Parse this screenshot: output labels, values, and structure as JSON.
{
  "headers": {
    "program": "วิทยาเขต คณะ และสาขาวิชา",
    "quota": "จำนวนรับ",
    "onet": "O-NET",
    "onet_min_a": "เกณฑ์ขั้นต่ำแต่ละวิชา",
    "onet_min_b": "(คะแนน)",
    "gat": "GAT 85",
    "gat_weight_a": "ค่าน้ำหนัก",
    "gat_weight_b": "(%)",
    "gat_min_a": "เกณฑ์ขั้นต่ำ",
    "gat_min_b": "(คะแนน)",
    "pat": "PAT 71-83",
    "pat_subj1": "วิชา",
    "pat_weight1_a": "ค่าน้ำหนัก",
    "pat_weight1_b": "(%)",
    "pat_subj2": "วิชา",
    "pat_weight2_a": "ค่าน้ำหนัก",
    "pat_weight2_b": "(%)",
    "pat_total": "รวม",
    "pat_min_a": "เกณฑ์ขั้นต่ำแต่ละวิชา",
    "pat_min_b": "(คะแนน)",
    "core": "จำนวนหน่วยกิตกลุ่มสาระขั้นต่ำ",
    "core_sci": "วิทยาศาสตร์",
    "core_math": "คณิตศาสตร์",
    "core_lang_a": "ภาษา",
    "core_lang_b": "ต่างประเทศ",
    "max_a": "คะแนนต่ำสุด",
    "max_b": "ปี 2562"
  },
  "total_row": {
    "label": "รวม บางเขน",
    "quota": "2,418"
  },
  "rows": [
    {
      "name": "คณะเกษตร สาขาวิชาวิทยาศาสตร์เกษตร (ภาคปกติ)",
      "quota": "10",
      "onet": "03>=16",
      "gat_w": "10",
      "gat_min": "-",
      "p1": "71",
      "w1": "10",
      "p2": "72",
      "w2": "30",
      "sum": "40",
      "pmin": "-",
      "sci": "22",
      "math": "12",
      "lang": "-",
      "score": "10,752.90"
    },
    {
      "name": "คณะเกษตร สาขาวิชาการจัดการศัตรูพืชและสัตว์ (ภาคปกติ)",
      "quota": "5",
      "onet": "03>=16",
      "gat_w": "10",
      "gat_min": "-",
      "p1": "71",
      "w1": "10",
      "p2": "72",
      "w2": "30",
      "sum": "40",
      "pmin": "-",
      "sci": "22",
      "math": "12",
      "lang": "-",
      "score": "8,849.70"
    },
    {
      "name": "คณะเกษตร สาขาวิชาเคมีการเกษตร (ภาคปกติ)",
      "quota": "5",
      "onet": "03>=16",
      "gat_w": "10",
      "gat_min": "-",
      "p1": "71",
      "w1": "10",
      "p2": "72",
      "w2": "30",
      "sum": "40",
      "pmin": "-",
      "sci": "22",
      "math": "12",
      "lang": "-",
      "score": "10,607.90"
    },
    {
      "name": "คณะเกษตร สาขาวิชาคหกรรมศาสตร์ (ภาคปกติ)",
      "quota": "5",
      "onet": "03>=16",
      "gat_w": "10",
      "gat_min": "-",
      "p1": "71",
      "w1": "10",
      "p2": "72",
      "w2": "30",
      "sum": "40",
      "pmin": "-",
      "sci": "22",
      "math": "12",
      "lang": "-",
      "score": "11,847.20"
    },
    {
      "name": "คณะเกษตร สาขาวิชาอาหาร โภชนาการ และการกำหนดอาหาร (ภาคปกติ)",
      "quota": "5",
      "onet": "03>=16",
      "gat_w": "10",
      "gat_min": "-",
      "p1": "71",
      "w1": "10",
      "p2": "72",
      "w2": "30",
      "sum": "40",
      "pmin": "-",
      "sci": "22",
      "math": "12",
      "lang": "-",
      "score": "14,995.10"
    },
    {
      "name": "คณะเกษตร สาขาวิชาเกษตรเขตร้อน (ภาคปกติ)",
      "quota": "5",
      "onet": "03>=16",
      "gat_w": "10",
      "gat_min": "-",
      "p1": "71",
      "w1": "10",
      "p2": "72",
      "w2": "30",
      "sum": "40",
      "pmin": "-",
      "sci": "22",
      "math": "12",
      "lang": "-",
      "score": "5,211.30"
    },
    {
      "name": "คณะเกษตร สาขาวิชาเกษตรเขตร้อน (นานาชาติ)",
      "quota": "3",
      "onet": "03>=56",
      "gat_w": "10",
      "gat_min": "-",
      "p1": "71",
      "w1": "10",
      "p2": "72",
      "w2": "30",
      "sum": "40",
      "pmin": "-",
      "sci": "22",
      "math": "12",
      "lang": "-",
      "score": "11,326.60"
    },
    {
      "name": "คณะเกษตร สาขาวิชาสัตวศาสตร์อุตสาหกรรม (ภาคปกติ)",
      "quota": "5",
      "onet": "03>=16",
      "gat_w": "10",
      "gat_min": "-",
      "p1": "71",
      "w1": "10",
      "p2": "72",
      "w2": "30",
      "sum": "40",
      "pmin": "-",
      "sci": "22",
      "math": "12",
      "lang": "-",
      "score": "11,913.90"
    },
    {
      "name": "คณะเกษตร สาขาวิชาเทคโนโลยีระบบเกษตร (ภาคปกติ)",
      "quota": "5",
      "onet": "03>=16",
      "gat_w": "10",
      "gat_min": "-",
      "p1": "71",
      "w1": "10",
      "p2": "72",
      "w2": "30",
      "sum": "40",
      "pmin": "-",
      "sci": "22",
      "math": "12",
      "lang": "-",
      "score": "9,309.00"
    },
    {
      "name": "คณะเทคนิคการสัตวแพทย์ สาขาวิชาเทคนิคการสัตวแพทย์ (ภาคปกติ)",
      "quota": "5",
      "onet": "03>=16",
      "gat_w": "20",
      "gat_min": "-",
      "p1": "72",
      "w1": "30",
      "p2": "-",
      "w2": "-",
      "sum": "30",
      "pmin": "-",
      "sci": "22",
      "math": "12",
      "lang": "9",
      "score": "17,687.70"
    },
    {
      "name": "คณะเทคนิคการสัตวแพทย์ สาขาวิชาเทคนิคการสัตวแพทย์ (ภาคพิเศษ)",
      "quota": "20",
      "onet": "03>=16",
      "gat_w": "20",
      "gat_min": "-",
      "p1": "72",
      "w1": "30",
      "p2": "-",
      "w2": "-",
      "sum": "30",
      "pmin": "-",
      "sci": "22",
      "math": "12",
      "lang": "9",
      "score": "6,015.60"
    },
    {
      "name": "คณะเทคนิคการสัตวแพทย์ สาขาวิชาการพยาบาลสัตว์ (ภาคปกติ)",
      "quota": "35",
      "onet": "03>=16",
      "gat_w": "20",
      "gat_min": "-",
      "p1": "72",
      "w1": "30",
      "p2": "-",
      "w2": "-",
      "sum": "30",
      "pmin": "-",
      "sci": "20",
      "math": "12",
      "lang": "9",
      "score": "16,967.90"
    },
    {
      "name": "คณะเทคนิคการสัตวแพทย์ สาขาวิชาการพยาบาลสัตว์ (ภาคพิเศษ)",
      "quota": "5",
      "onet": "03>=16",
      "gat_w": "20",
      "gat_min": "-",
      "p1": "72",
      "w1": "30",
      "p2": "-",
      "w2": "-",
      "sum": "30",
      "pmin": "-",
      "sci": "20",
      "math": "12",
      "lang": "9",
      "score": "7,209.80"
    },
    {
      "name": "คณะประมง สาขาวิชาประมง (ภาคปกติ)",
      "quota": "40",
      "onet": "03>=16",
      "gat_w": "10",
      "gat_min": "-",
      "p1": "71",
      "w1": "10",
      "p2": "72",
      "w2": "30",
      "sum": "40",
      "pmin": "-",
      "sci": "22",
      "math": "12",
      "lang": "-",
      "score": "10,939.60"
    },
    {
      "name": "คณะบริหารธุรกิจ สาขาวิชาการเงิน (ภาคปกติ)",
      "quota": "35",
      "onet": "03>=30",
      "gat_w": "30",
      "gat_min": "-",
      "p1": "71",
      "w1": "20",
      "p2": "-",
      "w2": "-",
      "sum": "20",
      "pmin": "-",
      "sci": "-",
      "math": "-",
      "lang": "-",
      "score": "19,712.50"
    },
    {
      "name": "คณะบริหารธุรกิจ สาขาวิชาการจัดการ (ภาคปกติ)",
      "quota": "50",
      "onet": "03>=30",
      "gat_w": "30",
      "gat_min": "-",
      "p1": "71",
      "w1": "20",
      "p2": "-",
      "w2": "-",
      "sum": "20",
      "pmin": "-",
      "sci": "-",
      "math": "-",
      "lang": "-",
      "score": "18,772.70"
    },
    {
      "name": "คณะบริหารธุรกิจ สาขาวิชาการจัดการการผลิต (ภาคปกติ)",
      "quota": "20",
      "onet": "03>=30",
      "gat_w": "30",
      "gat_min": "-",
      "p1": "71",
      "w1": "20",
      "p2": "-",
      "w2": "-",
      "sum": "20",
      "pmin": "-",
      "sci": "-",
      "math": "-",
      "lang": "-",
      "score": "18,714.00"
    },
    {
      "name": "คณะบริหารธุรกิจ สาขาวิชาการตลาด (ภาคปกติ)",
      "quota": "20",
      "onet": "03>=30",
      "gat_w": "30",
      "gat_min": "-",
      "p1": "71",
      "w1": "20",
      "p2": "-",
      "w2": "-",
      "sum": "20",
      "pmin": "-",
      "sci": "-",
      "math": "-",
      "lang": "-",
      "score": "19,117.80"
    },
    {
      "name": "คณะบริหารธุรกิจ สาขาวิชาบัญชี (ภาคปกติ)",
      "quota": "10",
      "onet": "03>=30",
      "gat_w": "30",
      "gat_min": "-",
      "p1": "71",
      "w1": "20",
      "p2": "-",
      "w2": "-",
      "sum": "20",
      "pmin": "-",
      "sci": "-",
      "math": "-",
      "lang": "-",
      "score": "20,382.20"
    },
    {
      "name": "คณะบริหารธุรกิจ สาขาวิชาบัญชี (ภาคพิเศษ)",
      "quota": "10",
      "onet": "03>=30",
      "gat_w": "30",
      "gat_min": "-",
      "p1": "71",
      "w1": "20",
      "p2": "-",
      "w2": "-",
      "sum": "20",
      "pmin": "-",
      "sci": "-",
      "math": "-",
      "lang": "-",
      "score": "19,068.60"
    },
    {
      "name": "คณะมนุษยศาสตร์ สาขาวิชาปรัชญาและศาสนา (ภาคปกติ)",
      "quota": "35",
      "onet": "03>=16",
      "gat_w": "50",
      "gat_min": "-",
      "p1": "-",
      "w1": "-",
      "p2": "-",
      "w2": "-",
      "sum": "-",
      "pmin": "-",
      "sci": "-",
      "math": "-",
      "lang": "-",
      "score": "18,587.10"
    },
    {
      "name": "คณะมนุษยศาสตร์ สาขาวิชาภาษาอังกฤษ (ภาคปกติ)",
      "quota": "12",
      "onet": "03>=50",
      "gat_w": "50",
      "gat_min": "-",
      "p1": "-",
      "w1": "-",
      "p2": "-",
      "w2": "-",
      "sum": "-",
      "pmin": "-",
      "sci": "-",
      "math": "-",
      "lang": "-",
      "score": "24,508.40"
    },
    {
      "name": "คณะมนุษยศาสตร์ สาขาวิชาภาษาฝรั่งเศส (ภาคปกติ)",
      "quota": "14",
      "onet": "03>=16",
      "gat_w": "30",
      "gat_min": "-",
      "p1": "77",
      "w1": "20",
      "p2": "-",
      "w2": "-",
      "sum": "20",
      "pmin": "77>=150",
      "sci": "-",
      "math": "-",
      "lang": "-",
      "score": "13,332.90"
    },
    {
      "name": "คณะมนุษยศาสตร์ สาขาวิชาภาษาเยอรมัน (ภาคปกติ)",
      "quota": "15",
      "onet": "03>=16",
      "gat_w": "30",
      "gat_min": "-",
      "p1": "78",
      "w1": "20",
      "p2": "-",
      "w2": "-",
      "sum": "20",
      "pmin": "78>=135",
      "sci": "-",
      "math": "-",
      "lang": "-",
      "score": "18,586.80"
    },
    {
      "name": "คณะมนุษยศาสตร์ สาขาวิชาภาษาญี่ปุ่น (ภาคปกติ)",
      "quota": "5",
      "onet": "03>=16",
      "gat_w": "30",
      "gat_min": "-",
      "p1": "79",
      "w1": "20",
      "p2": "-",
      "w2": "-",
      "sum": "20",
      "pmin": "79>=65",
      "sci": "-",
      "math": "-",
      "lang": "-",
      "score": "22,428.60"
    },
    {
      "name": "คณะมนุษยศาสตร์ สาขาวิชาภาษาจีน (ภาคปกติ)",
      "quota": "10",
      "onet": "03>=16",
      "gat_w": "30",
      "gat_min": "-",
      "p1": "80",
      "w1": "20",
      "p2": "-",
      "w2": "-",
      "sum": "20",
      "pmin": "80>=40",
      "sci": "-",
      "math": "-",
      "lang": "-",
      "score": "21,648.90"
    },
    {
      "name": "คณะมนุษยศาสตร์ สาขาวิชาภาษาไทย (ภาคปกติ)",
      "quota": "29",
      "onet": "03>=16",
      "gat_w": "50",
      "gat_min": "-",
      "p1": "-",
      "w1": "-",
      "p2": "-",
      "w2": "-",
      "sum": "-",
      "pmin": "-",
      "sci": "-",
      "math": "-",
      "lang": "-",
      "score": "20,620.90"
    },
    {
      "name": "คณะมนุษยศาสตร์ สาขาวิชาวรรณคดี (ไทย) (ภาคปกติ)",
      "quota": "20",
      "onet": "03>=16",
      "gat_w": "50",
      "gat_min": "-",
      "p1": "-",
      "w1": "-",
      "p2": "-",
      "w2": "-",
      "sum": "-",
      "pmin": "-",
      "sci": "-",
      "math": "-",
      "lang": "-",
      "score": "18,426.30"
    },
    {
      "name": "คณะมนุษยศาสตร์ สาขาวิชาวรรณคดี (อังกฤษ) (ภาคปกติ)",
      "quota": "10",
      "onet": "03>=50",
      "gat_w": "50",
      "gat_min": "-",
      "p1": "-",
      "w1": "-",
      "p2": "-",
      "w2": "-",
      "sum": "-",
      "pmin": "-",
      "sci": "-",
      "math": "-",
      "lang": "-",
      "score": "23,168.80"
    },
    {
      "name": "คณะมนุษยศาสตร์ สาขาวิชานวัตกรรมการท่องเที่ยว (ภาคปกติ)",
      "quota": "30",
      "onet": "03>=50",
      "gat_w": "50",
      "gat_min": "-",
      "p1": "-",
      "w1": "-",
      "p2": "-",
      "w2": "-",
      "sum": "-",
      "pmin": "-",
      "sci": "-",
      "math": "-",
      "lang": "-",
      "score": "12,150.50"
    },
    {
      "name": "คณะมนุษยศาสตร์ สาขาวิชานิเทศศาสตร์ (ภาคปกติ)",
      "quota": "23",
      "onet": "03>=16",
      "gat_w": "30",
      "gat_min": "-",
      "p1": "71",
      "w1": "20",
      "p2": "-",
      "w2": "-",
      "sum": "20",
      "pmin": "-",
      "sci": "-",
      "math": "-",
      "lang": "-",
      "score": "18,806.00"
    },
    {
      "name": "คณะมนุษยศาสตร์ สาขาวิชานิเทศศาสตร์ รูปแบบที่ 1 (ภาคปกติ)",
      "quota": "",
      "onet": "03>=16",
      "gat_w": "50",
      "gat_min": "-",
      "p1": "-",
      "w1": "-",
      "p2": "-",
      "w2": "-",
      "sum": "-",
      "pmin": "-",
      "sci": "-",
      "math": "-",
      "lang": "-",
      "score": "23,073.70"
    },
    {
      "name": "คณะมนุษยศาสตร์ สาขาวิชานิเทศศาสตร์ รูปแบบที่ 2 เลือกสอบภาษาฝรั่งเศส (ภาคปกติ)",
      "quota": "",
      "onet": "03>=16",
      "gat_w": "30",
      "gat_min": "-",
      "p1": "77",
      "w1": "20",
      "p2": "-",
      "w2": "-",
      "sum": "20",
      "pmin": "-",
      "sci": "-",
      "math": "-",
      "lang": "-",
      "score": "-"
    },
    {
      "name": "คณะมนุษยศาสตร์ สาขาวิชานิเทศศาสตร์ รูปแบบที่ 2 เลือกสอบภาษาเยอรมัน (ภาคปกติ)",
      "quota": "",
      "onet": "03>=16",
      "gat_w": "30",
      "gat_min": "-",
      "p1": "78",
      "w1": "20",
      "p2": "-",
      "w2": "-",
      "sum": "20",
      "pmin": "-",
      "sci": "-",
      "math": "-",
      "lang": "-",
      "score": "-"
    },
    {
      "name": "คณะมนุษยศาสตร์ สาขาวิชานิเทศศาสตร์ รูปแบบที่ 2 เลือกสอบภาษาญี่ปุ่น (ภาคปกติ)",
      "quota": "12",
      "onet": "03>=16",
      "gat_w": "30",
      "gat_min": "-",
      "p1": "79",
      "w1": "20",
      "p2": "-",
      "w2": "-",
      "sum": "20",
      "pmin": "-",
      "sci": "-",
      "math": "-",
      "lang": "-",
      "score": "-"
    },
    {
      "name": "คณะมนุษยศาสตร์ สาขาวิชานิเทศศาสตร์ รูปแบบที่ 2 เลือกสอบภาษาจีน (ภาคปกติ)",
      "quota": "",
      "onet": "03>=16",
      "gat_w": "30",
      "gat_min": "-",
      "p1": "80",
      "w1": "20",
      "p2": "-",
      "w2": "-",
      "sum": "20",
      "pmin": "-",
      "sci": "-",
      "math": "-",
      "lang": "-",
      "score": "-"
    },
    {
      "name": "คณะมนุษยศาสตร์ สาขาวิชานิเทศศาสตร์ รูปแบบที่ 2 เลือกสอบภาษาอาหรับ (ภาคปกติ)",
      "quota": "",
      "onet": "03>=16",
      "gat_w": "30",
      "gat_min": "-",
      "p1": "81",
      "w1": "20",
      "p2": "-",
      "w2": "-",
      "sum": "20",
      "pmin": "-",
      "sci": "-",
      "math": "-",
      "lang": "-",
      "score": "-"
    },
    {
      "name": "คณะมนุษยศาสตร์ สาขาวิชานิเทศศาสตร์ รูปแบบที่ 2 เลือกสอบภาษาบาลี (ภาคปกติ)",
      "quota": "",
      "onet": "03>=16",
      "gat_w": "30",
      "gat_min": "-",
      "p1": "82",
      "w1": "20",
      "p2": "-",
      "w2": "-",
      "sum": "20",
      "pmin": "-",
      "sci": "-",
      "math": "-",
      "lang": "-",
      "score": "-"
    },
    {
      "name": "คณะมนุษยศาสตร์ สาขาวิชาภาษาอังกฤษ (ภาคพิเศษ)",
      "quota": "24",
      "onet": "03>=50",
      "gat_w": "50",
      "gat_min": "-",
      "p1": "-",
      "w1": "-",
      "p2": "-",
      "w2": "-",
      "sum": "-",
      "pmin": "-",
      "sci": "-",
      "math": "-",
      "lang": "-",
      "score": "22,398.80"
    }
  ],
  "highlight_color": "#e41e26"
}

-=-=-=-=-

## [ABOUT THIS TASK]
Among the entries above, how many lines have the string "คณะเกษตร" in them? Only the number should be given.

## [ANSWER BOX]
9